Sun erupts with biggest solar flare in 4 years in early Fourth of July fireworks
There’s a moody ball of heat at the center of our solar system, and scientists want to know what causes it to erupt on occasion. A “dramatic, multi-staged eruption” is the subject of a new study. NASA is calling it “a solar Rosetta Stone.”
The eruption is the first of its kind to be reported. Researchers classify the sun’s eruptions as coronal mass ejections, jets or partial eruptions. The outburst was a package deal with characteristics of all three types
The solar flare occurred from a sunspot called AR2838 at 10:29 a.m. EDT (1429 GMT) on Saturday and registered as a powerful X1-class sun event, according to the U.S. Space Weather Prediction Center (SWPC) tracking the sun’s weather. It caused a brief radio blackout on Earth, center officials said in an update.
A video of the solar flare from NASA’s Solar Dynamics Observatory shows the flare erupting from the upper right limb of the star as seen by the spacecraft, one of many used to monitor the sun’s weather.
“This event is a missing link, where we can see all of these aspects of different types of eruptions in one neat little package,” said solar scientist Emily Mason of NASA’s Goddard Space Flight Center in a statement on Monday. “It drives home the point that these eruptions are caused by the same mechanism, just at different scales.”

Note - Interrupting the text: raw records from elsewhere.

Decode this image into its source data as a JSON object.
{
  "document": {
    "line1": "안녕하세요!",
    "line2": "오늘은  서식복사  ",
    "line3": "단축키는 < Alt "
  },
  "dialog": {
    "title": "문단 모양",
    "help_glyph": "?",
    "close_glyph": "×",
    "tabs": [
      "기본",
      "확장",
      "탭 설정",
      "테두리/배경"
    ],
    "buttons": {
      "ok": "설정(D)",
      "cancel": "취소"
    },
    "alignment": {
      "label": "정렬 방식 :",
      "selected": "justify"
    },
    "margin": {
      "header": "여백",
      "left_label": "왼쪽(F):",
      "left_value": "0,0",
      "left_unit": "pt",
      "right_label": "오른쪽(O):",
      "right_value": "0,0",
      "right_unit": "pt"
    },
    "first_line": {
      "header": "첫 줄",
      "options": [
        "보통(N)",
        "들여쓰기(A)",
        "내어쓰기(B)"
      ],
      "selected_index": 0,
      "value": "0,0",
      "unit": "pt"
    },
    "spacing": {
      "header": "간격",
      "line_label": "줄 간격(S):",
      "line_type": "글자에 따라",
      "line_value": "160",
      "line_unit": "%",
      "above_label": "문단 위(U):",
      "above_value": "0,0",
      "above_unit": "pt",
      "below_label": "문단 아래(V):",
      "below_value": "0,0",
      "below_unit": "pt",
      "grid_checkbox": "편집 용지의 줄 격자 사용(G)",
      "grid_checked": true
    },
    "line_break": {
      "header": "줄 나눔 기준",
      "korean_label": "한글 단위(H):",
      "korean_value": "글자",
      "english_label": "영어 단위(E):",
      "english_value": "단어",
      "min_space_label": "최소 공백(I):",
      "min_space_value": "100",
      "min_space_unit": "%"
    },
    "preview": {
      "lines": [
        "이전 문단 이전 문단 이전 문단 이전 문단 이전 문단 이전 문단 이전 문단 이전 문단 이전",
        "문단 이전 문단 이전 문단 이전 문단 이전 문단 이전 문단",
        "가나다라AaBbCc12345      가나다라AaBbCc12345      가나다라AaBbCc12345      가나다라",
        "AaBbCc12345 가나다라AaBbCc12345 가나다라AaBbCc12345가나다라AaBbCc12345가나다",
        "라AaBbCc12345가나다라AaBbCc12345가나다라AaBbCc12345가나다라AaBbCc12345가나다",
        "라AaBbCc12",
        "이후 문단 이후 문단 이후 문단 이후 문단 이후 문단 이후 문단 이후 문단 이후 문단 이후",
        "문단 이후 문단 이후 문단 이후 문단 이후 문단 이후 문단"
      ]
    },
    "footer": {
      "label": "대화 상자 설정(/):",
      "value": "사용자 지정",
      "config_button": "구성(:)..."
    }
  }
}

Mason is the lead author of a study on the eruption — which occurred in March 2016 — that has been accepted for publication to the Astrophysical Journal Letters. NASA’s Solar Dynamics Observatory and the European Space Agency and NASA’s Solar and Heliospheric Observatory both documented the unusual event.